In college self-defense classes I have given, we give our students a sort of routine for judging and dealing with assailants and aggressive individuals. I was thinking that kids really need the same thing, and they need to be given permission to defend themselves when absolutely necessary, particularly teenagers.

My routine would be as follows:

1. Eye contact, Mr. Yang is so correct about this, but the type of eye contact is important. You must not initiate challenging eye contact but meet it when initiated on you.

2. Talk your way out of it first and make distance.

3. They get a maximum of three warnings if they enter your zone of personal safety (subjective). If they put their hands on you, no warnings, but act accordingly.

4. You can defend yourself, but try to use equal force, subduing the assailant is preferable if possible. If not, do what is prudent.

5. The students must understand that they will probably get in trouble for defending themselves due to school policy and will have to deal with that. However, as long as their defense is justified, you as their instructor will respect their decision.

6. This should be discussed with the parents of the children, and your reasoning explained. Parents should be made aware of the very real dangers present in the daily lives of school children in many parts of the country. They should be encouraged to support their children should the child be punished for defending himself or herself.

7. Students uncomfortable with this plan should be helped in forming a plan they are comfortable with. They know the situations they are in at school.

For younger students particularly 4th or 5th grade or younger, an emphasis on grappling self-defense techniques should be made. At this age, it all becomes a wrestling match anyway, and grappling for young children is safer and gives them a way to confidently defend themselves.

School officials would find this plan unacceptable, and this is why it must be made clear to the students that they will probably be punished for their decision, but that the decision was not necessarily wrong.

1st November 2001, 15:49
Regarding making classes fun for kids:

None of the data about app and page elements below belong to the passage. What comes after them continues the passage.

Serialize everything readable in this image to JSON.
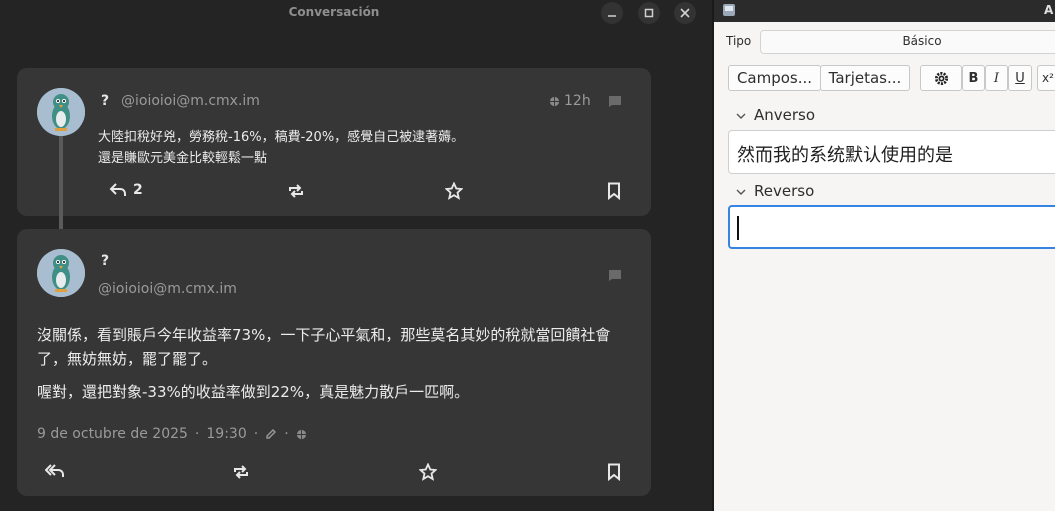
{
  "window": {
    "title": "Conversación"
  },
  "post1": {
    "name": "?",
    "handle": "@ioioioi@m.cmx.im",
    "time": "12h",
    "text_line1": "大陸扣稅好兇，勞務稅-16%，稿費-20%，感覺自己被逮著薅。",
    "text_line2": "還是賺歐元美金比較輕鬆一點",
    "reply_count": "2"
  },
  "post2": {
    "name": "?",
    "handle": "@ioioioi@m.cmx.im",
    "text_para1": "沒關係，看到賬戶今年收益率73%，一下子心平氣和，那些莫名其妙的稅就當回饋社會了，無妨無妨，罷了罷了。",
    "text_para2": "喔對，還把對象-33%的收益率做到22%，真是魅力散戶一匹啊。",
    "date": "9 de octubre de 2025",
    "time_sep": "·",
    "time": "19:30",
    "meta_sep": "·"
  },
  "anki": {
    "title": "A",
    "tipo_label": "Tipo",
    "tipo_value": "Básico",
    "campos_button": "Campos...",
    "tarjetas_button": "Tarjetas...",
    "bold_button": "B",
    "italic_button": "I",
    "underline_button": "U",
    "superscript_button": "x²",
    "anverso_label": "Anverso",
    "anverso_value": "然而我的系统默认使用的是",
    "reverso_label": "Reverso",
    "reverso_value": ""
  }
}
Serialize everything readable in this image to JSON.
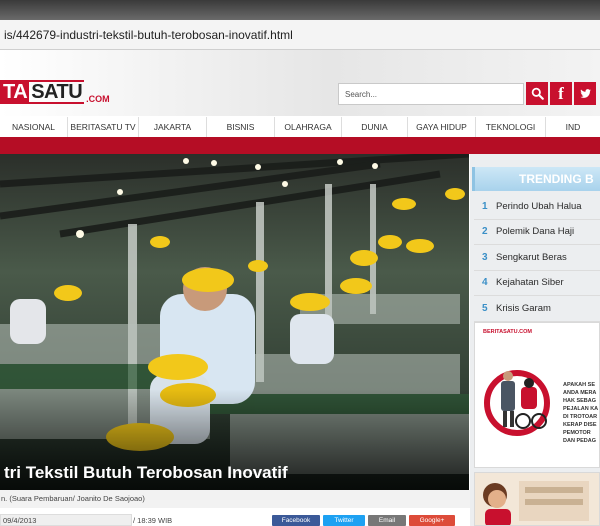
{
  "browser": {
    "url": "is/442679-industri-tekstil-butuh-terobosan-inovatif.html"
  },
  "header": {
    "logo_red": "TA",
    "logo_dark": "SATU",
    "logo_suffix": ".COM",
    "search_placeholder": "Search...",
    "icons": [
      "search-icon",
      "facebook-icon",
      "twitter-icon"
    ],
    "brand_color": "#c8102e"
  },
  "nav": {
    "items": [
      "NASIONAL",
      "BERITASATU TV",
      "JAKARTA",
      "BISNIS",
      "OLAHRAGA",
      "DUNIA",
      "GAYA HIDUP",
      "TEKNOLOGI",
      "IND"
    ]
  },
  "article": {
    "title": "tri Tekstil Butuh Terobosan Inovatif",
    "caption": "n. (Suara Pembaruan/ Joanito De Saojoao)",
    "date": "09/4/2013",
    "time": "/ 18:39 WIB",
    "share": [
      "Facebook",
      "Twitter",
      "Email",
      "Google+"
    ]
  },
  "sidebar": {
    "trending_title": "TRENDING B",
    "trending": [
      {
        "num": "1",
        "label": "Perindo Ubah Halua"
      },
      {
        "num": "2",
        "label": "Polemik Dana Haji"
      },
      {
        "num": "3",
        "label": "Sengkarut Beras"
      },
      {
        "num": "4",
        "label": "Kejahatan Siber"
      },
      {
        "num": "5",
        "label": "Krisis Garam"
      }
    ],
    "ad_logo": "BERITASATU.COM",
    "ad_text": "APAKAH SE\nANDA MERA\nHAK SEBAG\nPEJALAN KA\nDI TROTOAR\nKERAP DISE\nPEMOTOR\nDAN PEDAG"
  }
}
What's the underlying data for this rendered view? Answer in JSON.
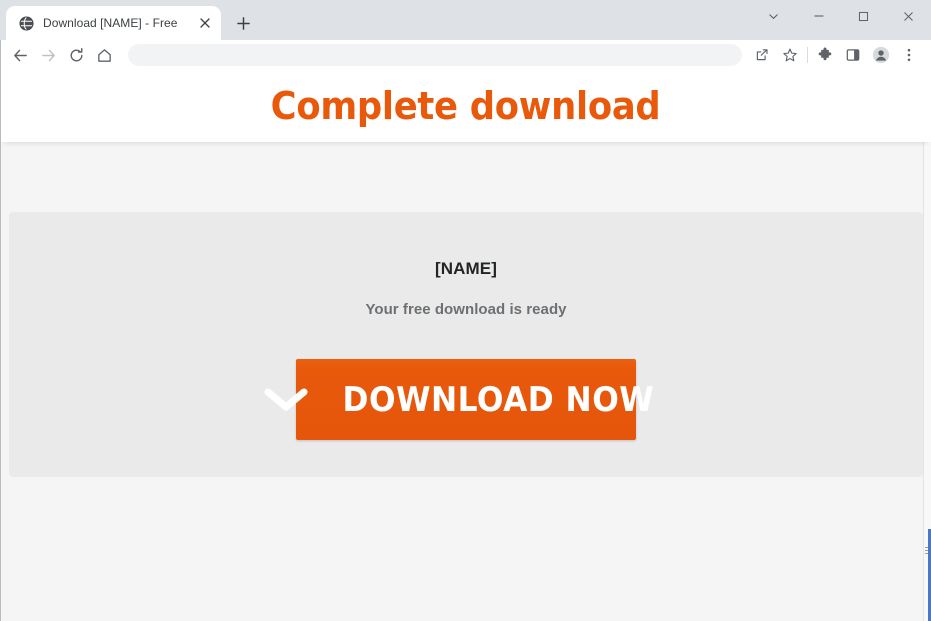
{
  "browser": {
    "tab": {
      "title": "Download [NAME] - Free",
      "favicon": "globe-icon",
      "close_label": "×"
    },
    "new_tab_label": "+",
    "window_controls": {
      "tab_search": "tab-search-chevron-icon",
      "minimize": "minimize-icon",
      "maximize": "maximize-icon",
      "close": "close-icon"
    },
    "toolbar": {
      "back": "back-arrow-icon",
      "forward": "forward-arrow-icon",
      "reload": "reload-icon",
      "home": "home-icon",
      "address_value": "",
      "address_placeholder": "",
      "share": "share-icon",
      "bookmark": "bookmark-star-icon",
      "extensions": "puzzle-piece-icon",
      "side_panel": "side-panel-icon",
      "profile": "profile-avatar-icon",
      "menu": "three-dot-menu-icon"
    }
  },
  "page": {
    "header_title": "Complete download",
    "card": {
      "file_name": "[NAME]",
      "status_text": "Your free download is ready",
      "button_label": "DOWNLOAD NOW",
      "button_icon": "chevron-down-icon"
    }
  },
  "colors": {
    "accent_orange": "#e8590c",
    "page_background": "#f5f5f5",
    "card_background": "#eaeaea",
    "header_background": "#ffffff",
    "tabstrip_background": "#dee1e6"
  }
}
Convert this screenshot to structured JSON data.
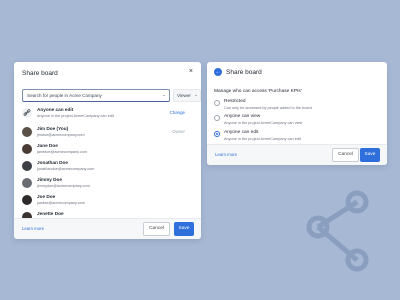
{
  "share_dialog": {
    "title": "Share board",
    "close_glyph": "×",
    "search_placeholder": "Search for people in Acme Company",
    "caret": "⌄",
    "role_select": "Viewer",
    "rows": [
      {
        "name": "Anyone can edit",
        "sub": "Anyone in the project AcmeCompany can edit",
        "action": "Change"
      },
      {
        "name": "Jim Doe (You)",
        "sub": "jimdoe@acmecompany.com",
        "action": "Owner"
      },
      {
        "name": "Jane Doe",
        "sub": "janedoe@acmecompany.com",
        "action": ""
      },
      {
        "name": "Jonathan Doe",
        "sub": "jonathandoe@acmecompany.com",
        "action": ""
      },
      {
        "name": "Jimmy Doe",
        "sub": "jimmydoe@acmecompany.com",
        "action": ""
      },
      {
        "name": "Joe Doe",
        "sub": "joedoe@acmecompany.com",
        "action": ""
      },
      {
        "name": "Jenette Doe",
        "sub": "jenettedoe@acmecompany.com",
        "action": ""
      }
    ],
    "learn_more": "Learn more",
    "cancel": "Cancel",
    "save": "Save"
  },
  "access_dialog": {
    "title": "Share board",
    "back_glyph": "←",
    "prompt": "Manage who can access 'Purchase KPIs'",
    "options": [
      {
        "title": "Restricted",
        "sub": "Can only be accessed by people added to the board",
        "selected": false
      },
      {
        "title": "Anyone can view",
        "sub": "Anyone in the project AcmeCompany can view",
        "selected": false
      },
      {
        "title": "Anyone can edit",
        "sub": "Anyone in the project AcmeCompany can edit",
        "selected": true
      }
    ],
    "learn_more": "Learn more",
    "cancel": "Cancel",
    "save": "Save"
  },
  "icons": {
    "link": "🔗",
    "share": "share-icon"
  },
  "colors": {
    "accent": "#2f6fdc",
    "background": "#a6b8d3",
    "share_art": "#8a9ec0"
  }
}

Always work within their attention span. Next time you show the kids a new technique, stand back a little and watch how long it takes for the activity level to drop. It might only take two or three minutes, depending upon the age group of the class. As soon as you see the activity level begin to slow, introduce the next technique. That way you'll keep them interested and they'll enjoy it more.

Regarding games:

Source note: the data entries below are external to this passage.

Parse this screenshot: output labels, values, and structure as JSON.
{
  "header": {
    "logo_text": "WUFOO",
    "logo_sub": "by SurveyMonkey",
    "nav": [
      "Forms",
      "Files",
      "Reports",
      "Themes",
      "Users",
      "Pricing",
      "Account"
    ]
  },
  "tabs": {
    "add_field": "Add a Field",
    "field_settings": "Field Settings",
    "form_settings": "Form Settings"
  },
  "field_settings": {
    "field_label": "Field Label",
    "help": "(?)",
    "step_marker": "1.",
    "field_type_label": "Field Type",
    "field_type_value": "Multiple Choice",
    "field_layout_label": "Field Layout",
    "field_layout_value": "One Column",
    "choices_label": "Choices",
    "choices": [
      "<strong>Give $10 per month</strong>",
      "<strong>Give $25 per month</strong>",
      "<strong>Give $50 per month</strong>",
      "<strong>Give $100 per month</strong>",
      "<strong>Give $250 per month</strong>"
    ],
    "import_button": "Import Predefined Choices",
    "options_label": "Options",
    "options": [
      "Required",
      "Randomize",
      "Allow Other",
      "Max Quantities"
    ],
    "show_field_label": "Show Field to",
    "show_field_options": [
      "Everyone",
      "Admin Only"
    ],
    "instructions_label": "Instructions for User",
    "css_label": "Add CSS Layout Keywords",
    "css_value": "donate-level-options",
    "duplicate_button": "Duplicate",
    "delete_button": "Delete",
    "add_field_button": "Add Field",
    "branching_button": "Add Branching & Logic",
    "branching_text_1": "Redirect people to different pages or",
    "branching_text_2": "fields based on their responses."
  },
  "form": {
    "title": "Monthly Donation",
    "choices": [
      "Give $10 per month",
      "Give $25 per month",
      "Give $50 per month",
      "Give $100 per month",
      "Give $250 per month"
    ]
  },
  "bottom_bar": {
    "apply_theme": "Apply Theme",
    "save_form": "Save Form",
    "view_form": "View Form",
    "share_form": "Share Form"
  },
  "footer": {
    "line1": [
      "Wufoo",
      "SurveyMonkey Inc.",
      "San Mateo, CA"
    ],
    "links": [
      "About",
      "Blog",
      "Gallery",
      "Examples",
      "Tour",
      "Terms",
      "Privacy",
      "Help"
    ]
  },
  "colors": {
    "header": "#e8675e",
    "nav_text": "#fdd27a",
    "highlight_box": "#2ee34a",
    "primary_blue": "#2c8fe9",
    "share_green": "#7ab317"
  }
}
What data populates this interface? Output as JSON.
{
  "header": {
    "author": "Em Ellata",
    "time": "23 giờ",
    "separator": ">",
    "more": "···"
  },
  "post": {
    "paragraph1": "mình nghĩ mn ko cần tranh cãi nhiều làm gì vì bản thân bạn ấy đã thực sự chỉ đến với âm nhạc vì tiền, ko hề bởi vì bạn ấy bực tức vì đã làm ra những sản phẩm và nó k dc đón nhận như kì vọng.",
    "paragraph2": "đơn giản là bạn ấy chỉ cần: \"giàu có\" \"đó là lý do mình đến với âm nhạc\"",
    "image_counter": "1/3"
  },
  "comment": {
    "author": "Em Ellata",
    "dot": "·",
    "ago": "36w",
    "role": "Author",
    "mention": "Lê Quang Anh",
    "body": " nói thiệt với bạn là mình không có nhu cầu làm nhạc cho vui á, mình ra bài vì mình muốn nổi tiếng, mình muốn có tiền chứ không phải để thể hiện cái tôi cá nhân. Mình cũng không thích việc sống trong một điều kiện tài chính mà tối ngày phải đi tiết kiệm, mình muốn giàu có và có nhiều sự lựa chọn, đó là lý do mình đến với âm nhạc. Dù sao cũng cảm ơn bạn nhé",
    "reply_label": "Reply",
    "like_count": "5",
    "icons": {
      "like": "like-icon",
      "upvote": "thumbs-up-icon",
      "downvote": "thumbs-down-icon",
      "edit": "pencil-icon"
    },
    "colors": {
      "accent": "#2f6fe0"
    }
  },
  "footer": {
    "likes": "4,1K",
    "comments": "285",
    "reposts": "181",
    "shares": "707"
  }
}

Try "Sticks & Stones". Each kid gets a tanbo which they have to tuck into their belt, behind their back. They are not allowed to hold on to their own stick. The object of the game is that they have to take as many sticks as they can off the rest of the class, without losing their own. If they lose their own stick they become a "stone" and have to sit down where they are. If they can reach up and grab someone else's stick, they can tuck it into their belt and join in again. The winner is the one left with the most sticks.

There are a lot of lessons in this game. They learn to keep facing their opponent. They also learn to keep their back to the edge of the mat. The better students soon learn to stay in the corners. Give one student FIVE sticks, and see how long it takes for them to realise that carrying anything valuable makes them a target. Also, the kids who last the longest are those that stand quietly to one side and DON'T try to take anyone else's stick. They get left alone!

Regarding bullies:

Ask the kids to recall if they tease someone else. Many kids don't realise that their idea of harmless teasing is their victim's idea of bullying.